It was a rainy afternoon. And when it rains in the Sahyadris–the long line of hills that run parallel to India’s west coast–it only pours without mercy. We were biking from Gokarna to Sirsi and there was nothing protecting us from the rains. We kept riding despite being wet and dripping, despite the raindrops lashing on us hard. Somewhere, at a fork in the road in a thickly a wooded area, it stopped raining in a while. We came across a tea-shop nearby and decided to break the journey a bit.
There were two people at the tea-shop, one of them the owner of the shop and the other person seemed to be his acquaintance from a nearby village. They were conversing casually, which was interrupted by our arrival as the shop-keeper broke off to slice a tender coconut for my fellow rider. I glanced at the shop, which hardly had any merchandise on it’s shelves. There were a few biscuit packets, local brands of crunchies, stuff to make tea and omelette, and little else.
From the looks of it, the owner did not look like he was too keen to make some good money from the shop. He seemed to be only using the shop as a means to kill time in his otherwise idle life. A few minutes later, his acquaintance was ready to leave and he looked unhappy about having to spend rest of the time by himself. He tried to stay busy by arranging stuff in the shop and finding things to do where nothing existed. I then felt it would be nice to have a tea after the rainy ride, and asked him for one.
Ondu tea maadtheera? ‘Will you make some tea?’
He paused from his work of trying to appear busy, looked up to me slowly and thought for a short interval, while I stared at him and awaited his answer. He took his time to think about my question and pondered as though he is working on resolving all the serious problems affecting the universe. A few silent moments later came his response in a lazy and uninterested tone –

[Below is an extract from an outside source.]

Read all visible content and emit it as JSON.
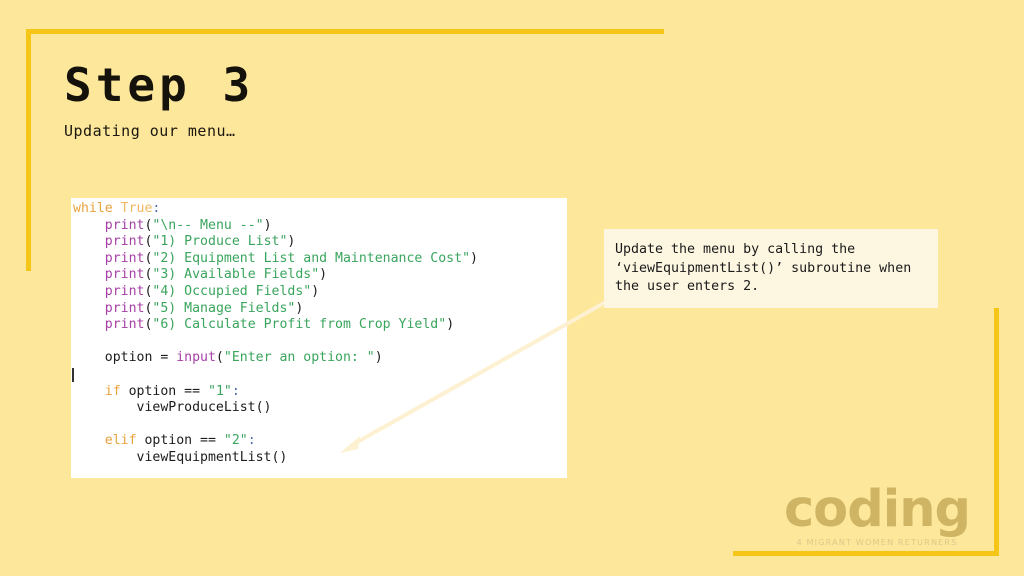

illa.. eega maadudilla.. No.. won’t make it now..
I was slightly disappointed about missing my tea, and we moved on. Later, discussing about his response on our journey further, we burst into a laughter. He wasn’t the least bothered about how much money he was making at the end of the day, nor was he probably dependent on the shop to make his ends meet. And the place he had chosen for his business was so deserted and away from habitation that a dozen customers in a day would be the peak business he can expect. His targets were most likely his friends who would drop by at the end of a day to have a good time together, even if they did not bring in any business. No revenue targets, no growth pressures and no interest in making an extra buck, but just an idle and contented life! And no managers to report to, no fussy subordinates to keep up with and no one to be responsible for. Naturally, at a time he was feeling lazy, he was least interested in spending efforts to make tea, and subsequently wash the glasses and utensils!
Seemed like a good way to live!